Long-haul Airbus A350 and A380 passengers jets will soon come equipped with ejectable black boxes that can float, making them easier to find in an air crash at sea, aviation sources said Monday.
"At the end of last year Airbus got the green light from EASA (European Air Security Agency) to work on the necessary modifications to its planes in order to install these new black boxes in the rear of the planes," one of the sources told AFP.
An EASA spokesman confirmed that the agency was working on changing the necessary certification to allow Airbus to equip its planes with the new flight data and cockpit voice recorders.
"The change is generally quick," the spokesman added.
The technology, which has already been approved for military aircraft, has not been used in civil aviation because up until a few years ago air accidents have mainly happened during take-off or landing. Black boxes are generally found easily on land.
But in recent years passenger jets have crashed into the ocean raising the need for new technology to help find the black boxes.
These recorders are critical in air crash investigations as they provide information on how the planes were operating and the conversations of the pilots. Investigators say they help explain 90 percent of crashes.

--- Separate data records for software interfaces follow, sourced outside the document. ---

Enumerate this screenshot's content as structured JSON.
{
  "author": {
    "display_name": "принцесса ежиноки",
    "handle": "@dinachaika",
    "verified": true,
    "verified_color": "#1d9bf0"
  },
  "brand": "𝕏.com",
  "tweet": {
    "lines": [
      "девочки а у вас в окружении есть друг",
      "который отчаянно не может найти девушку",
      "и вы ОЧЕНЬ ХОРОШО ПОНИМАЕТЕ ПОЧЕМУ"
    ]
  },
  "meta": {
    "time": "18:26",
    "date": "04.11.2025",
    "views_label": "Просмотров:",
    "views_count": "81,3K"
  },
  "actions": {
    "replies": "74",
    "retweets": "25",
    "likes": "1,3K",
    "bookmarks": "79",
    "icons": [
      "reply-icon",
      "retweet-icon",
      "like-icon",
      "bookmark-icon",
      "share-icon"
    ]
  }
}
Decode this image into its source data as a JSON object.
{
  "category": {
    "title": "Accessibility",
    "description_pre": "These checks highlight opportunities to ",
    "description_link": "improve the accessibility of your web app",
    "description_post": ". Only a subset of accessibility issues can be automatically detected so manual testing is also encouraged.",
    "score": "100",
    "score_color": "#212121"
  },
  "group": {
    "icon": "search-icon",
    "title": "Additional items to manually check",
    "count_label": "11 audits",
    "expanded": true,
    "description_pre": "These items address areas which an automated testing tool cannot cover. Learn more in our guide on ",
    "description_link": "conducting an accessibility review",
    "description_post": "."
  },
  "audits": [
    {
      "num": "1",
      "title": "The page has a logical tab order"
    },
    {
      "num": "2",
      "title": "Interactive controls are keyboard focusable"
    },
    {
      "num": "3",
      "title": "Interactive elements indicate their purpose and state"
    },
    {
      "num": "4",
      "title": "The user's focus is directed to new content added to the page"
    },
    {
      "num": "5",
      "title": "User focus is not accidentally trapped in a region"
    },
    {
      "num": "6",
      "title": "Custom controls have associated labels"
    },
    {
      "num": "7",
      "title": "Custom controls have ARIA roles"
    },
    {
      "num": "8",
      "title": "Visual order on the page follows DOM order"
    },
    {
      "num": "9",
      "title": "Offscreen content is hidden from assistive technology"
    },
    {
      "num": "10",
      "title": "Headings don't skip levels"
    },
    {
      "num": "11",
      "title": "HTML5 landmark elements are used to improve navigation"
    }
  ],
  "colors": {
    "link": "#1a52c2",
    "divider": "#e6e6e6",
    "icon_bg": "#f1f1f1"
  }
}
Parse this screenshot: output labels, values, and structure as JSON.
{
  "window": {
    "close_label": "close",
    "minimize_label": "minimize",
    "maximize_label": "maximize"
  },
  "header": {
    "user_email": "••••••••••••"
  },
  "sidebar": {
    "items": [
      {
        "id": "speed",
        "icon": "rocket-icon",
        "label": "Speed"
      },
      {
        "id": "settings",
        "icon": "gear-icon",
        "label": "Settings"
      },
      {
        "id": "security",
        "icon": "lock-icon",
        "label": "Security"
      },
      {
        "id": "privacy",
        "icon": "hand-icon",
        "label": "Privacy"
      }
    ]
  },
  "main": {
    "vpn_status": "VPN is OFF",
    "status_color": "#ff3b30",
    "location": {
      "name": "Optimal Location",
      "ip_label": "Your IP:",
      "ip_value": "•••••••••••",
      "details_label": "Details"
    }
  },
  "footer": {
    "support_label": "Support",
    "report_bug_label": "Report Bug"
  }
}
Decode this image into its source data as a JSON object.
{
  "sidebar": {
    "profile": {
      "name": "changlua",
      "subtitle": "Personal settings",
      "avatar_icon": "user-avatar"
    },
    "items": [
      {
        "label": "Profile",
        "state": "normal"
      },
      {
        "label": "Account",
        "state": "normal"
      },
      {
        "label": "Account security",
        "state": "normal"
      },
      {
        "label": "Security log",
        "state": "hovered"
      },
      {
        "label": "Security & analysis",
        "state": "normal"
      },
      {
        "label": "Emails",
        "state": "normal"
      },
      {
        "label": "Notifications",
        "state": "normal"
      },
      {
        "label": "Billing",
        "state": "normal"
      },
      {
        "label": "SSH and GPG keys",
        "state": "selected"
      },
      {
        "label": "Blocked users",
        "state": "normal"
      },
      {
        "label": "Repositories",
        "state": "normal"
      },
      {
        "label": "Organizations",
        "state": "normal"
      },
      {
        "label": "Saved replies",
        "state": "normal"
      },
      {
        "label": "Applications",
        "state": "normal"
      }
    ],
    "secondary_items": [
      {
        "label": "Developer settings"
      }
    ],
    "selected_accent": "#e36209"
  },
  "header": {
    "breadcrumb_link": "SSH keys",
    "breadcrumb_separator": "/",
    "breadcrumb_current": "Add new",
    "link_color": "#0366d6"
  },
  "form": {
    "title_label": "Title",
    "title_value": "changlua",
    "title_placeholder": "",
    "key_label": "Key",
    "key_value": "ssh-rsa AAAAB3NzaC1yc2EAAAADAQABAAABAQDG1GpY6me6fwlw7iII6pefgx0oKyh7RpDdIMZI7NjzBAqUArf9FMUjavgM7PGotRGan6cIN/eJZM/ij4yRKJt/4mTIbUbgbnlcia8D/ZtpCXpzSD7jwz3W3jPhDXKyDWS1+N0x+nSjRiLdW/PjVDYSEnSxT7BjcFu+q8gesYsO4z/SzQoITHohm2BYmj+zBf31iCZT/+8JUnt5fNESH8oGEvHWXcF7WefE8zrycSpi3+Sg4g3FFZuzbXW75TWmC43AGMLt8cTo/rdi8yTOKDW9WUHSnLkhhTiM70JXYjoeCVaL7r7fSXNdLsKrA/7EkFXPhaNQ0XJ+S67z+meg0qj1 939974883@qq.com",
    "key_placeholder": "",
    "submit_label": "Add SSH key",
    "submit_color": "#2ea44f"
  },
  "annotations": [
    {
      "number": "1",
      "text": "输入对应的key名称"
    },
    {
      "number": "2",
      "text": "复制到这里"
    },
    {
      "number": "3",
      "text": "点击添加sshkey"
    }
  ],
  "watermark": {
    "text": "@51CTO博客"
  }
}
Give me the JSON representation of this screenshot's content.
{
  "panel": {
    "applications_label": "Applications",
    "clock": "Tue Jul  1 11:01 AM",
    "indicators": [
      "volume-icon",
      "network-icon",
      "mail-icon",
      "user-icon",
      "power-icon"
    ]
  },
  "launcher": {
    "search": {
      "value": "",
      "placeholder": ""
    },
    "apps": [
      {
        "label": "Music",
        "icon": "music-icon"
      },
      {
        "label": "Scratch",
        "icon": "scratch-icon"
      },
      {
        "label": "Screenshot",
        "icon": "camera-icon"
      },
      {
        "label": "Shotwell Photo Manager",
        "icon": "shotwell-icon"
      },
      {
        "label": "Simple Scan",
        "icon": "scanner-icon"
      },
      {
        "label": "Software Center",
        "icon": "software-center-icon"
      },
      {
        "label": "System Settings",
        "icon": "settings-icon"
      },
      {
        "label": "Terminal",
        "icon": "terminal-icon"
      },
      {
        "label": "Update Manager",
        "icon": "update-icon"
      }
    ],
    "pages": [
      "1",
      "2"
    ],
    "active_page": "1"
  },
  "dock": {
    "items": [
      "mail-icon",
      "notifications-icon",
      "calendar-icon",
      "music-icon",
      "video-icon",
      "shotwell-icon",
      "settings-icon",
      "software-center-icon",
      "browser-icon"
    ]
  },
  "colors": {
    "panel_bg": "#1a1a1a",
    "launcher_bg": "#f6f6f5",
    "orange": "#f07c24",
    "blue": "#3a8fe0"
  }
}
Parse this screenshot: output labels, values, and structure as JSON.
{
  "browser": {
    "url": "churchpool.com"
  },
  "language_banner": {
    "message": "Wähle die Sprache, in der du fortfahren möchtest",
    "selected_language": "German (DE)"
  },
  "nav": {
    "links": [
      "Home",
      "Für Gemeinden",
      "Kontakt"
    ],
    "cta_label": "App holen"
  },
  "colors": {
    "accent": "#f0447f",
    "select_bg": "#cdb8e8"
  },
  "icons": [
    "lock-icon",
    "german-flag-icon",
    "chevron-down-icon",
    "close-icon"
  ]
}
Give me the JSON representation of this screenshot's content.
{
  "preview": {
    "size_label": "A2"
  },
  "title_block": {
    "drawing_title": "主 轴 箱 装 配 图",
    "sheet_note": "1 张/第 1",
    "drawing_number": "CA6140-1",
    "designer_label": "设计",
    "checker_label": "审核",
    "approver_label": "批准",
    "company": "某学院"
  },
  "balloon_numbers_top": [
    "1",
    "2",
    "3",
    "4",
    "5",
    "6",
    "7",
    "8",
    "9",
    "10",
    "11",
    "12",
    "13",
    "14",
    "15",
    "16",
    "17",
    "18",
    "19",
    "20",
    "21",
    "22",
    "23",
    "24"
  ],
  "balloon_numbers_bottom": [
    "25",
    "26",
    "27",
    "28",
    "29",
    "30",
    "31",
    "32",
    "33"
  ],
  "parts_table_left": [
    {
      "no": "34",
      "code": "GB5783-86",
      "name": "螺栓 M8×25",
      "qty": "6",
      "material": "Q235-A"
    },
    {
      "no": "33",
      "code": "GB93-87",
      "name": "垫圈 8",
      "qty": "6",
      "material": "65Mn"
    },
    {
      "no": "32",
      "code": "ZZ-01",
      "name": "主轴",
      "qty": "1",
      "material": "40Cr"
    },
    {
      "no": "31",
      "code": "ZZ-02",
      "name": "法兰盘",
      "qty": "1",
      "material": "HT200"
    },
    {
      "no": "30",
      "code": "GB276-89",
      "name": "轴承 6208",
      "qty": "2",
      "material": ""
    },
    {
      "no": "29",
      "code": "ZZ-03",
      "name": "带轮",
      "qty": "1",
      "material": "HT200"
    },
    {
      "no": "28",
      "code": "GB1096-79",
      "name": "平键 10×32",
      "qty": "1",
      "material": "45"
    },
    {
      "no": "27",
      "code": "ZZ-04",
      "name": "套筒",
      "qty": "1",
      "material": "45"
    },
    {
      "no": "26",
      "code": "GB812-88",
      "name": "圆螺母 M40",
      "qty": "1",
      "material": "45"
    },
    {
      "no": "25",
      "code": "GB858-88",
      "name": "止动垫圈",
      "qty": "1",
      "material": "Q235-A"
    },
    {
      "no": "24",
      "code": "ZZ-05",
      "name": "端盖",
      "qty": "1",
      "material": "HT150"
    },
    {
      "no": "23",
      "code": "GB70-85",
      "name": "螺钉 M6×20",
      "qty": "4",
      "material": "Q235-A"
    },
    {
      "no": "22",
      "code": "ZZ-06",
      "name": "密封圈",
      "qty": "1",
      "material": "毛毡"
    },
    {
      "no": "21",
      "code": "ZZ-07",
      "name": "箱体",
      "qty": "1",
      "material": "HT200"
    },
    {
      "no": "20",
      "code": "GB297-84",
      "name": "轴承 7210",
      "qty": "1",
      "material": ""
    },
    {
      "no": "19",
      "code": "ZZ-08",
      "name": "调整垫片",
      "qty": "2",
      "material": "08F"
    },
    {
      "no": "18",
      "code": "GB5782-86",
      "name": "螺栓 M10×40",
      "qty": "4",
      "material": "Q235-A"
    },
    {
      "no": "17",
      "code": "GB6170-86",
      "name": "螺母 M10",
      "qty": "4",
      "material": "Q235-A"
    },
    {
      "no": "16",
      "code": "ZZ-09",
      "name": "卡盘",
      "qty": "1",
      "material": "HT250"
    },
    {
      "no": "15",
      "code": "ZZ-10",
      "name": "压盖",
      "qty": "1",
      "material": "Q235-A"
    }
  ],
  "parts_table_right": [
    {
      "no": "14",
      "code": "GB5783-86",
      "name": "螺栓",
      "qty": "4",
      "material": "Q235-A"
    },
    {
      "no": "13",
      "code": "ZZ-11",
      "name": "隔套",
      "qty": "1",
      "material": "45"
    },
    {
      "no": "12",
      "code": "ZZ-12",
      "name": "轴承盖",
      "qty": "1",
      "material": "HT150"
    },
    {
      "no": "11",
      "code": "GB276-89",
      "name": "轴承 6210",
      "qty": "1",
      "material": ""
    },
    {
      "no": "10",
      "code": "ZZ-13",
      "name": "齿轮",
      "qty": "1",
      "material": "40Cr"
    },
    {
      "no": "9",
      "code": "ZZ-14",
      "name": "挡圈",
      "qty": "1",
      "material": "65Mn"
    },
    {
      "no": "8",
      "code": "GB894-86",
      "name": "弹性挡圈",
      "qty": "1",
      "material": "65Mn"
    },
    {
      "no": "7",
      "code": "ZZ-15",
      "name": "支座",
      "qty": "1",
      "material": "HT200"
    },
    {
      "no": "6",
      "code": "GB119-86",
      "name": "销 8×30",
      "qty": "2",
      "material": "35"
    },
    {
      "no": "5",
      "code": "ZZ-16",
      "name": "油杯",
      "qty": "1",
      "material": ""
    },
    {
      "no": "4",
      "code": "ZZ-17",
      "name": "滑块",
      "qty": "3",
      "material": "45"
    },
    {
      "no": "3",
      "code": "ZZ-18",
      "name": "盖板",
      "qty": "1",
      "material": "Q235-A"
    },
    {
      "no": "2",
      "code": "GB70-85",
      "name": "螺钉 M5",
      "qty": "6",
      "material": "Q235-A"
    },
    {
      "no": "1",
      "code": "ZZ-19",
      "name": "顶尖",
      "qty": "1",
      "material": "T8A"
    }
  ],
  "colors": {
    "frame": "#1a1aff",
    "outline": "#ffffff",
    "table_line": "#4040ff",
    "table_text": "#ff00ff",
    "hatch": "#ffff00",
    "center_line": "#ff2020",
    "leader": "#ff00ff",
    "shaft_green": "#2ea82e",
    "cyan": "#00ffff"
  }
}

In 2009 an Air France jet travelling from Rio to Paris with 228 people on board went down in the Atlantic and the search for the black boxes at the bottom of the ocean took nearly two years.
In March last year a Malaysia Airlines disappeared over the Indian Ocean and its black boxes have still not be found.
Then last month an AirAsia plane crashed into the Java Sea and so far divers have found the flight data recorder but not yet the cockpit recorder.
"The idea is to modify the black boxes so that each one records the flight details and (cockpit) conversations. One would be ejectable, the other not," a source close to Airbus explained to AFP.
An ejectable black box would be equipped with an airbag system so it could float on the surface of the water in the event of a crash at sea. It would also help to indicate the exact point of impact at the time of the crash and to find the wreckage.
The Toulouse-based aircraft maker plans to install the ejectable black boxes first on its long-haul A350 and A380 jets since they are used in flights over oceans.
The International Civil Aviation Organization is set to vote next month on a recommendation of one its working groups to equip commercial airliners with the technology.
ICAO spokesman Anthony Philbin said: "We will certainly be supportive of its efforts to improve the ability of its aircraft to be located in distress situations" as long as the new systems meet or exceed its standards.
- Other solutions -
For its part, Boeing, Airbus's main rival, said that while it supports industry efforts to improve the ability to find aircraft and recorders, more research is needed into ejectable recorders.
"Deployable recorders as a means of quicker recorder recovery needs further study, particularly with regard to mitigating unintended consequences," said a Boeing spokesman.
"It's worth noting that several improvements to increase the likelihood of finding an airplane or recovering a data recorder more quickly have recently been implemented or are planned in the near future," added the spokesman.
Since the 2009 crash of an Air France jet travelling from Rio to Paris black boxes have upgraded to be able to send an underwater location signal for 90 days instead of the previous 30 days, although airlines are not under any obligation to install the new recorders.
The ICAO is also set to endorse next month requiring commercial aircraft to automatically report their position every 15 minutes, up from the current 30 requirement minutes, and every minute in case the aircraft veers from its flight plan.
Modern commercial airliners already send data during flight via satellite regarding performance of the aircraft to improve maintenance on the ground, so the changes are not difficult to implement.
Some airlines have moved forward on their own in this regard. Air France has it airliners report their location every 10 minutes and every minute in case any anomalies.